*How to complete this task*. Examine the data below and state how many lines contain "count", offering no other words.

*Records for this exercise*.
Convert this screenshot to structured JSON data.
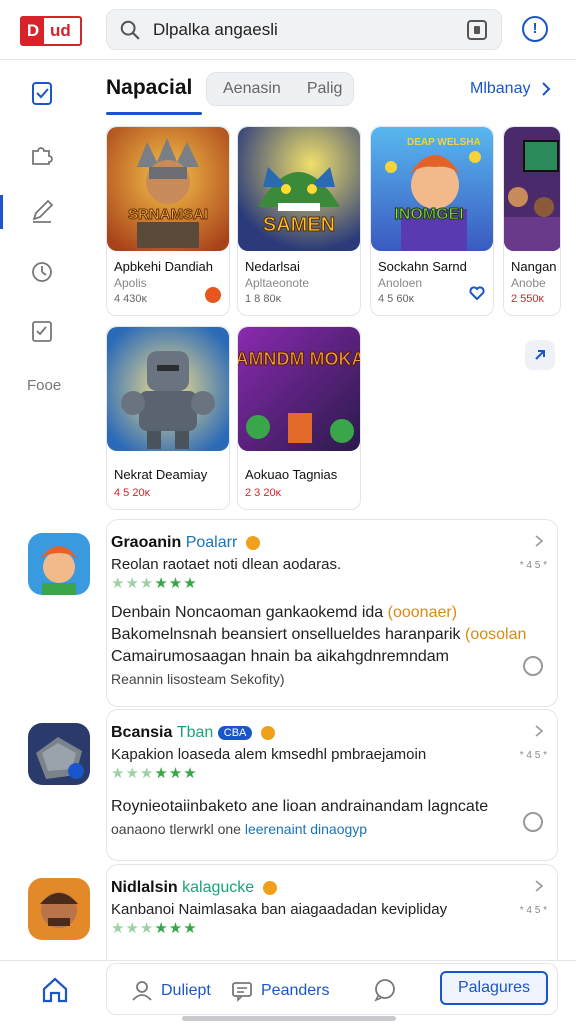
{
  "header": {
    "logo_text": "ud",
    "logo_mark": "D",
    "search_value": "Dlpalka angaesli",
    "info_label": "!"
  },
  "sidebar": {
    "label": "Fooe",
    "icons": [
      "clipboard-icon",
      "puzzle-icon",
      "pencil-icon",
      "timer-icon",
      "checklist-icon"
    ]
  },
  "tabs": {
    "active": "Napacial",
    "segment": [
      "Aenasin",
      "Palig"
    ],
    "more_link": "Mlbanay"
  },
  "games": [
    {
      "title": "Apbkehi Dandiah",
      "subtitle": "Apolis",
      "count": "4 430ĸ",
      "badge": "orange-dot"
    },
    {
      "title": "Nedarlsai",
      "subtitle": "Apltaeonote",
      "count": "1 8 80ĸ",
      "badge": ""
    },
    {
      "title": "Sockahn Sarnd",
      "subtitle": "Anoloen",
      "count": "4 5 60ĸ",
      "badge": "heart-icon"
    },
    {
      "title": "Nangan",
      "subtitle": "Anobe",
      "count": "2 550ĸ",
      "badge": ""
    },
    {
      "title": "Nekrat Deamiay",
      "subtitle": "",
      "count": "4 5 20ĸ",
      "badge": ""
    },
    {
      "title": "Aokuao Tagnias",
      "subtitle": "",
      "count": "2 3 20ĸ",
      "badge": ""
    }
  ],
  "art_text": {
    "g1": "SRNAMSAI",
    "g2": "SAMEN",
    "g3": "INOMGEI",
    "g3_top": "DEAP WELSHA",
    "g6": "MAMNDM MOKAN"
  },
  "items": [
    {
      "name": "Graoanin",
      "highlight": "Poalarr",
      "sub": "Reolan raotaet noti dlean aodaras.",
      "meta": "* 4 5 *",
      "desc1": "Denbain Noncaoman gankaokemd ida",
      "desc1_accent": "(ooonaer)",
      "desc2": "Bakomelnsnah beansiert onsellueldes haranparik",
      "desc2_accent": "(oosolan",
      "desc3": "Camairumosaagan hnain ba aikahgdnremndam",
      "desc4": "Reannin lisosteam Sekofity)"
    },
    {
      "name": "Bcansia",
      "highlight": "Tban",
      "pill": "CBA",
      "sub": "Kapakion loaseda alem kmsedhl pmbraejamoin",
      "meta": "* 4 5 *",
      "desc1": "Roynieotaiinbaketo ane lioan andrainandam lagncate",
      "desc2": "oanaono tlerwrkl one",
      "desc2_accent": "leerenaint dinaogyp"
    },
    {
      "name": "Nidlalsin",
      "highlight": "kalagucke",
      "sub": "Kanbanoi Naimlasaka ban aiagaadadan kevipliday",
      "meta": "* 4 5 *"
    }
  ],
  "bottom_nav": {
    "profile_label": "Duliept",
    "reviews_label": "Peanders",
    "primary_label": "Palagures"
  },
  "colors": {
    "accent": "#1a56c9",
    "brand": "#d8232a",
    "rating": "#3aa64a"
  }
}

*Task answer*. 6